> [What this task involves]: A copy is needed of each line in the records that has the word "Alumoh".
[Material provided — start]
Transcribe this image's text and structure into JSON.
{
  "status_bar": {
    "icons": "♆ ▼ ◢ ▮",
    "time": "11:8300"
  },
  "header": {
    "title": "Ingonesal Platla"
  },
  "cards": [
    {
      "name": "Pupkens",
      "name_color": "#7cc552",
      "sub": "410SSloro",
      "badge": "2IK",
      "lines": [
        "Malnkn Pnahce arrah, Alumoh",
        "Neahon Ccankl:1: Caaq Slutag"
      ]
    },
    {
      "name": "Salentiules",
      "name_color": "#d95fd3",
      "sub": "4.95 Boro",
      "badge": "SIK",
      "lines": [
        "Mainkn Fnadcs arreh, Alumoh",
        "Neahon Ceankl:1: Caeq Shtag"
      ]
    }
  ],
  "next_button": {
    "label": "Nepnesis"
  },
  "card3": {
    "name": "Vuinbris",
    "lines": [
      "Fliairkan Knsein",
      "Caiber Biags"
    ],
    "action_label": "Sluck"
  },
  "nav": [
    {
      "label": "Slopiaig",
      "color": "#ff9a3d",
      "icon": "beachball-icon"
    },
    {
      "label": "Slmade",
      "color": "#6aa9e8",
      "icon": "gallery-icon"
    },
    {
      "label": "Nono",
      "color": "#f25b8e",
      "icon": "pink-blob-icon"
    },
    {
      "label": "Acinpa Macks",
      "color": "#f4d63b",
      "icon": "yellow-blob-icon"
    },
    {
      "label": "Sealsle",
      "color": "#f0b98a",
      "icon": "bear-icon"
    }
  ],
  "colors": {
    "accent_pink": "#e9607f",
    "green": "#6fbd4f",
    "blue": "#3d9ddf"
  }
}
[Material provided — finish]
> [Answer to this problem]:
        "Malnkn Pnahce arrah, Alumoh",
        "Mainkn Fnadcs arreh, Alumoh",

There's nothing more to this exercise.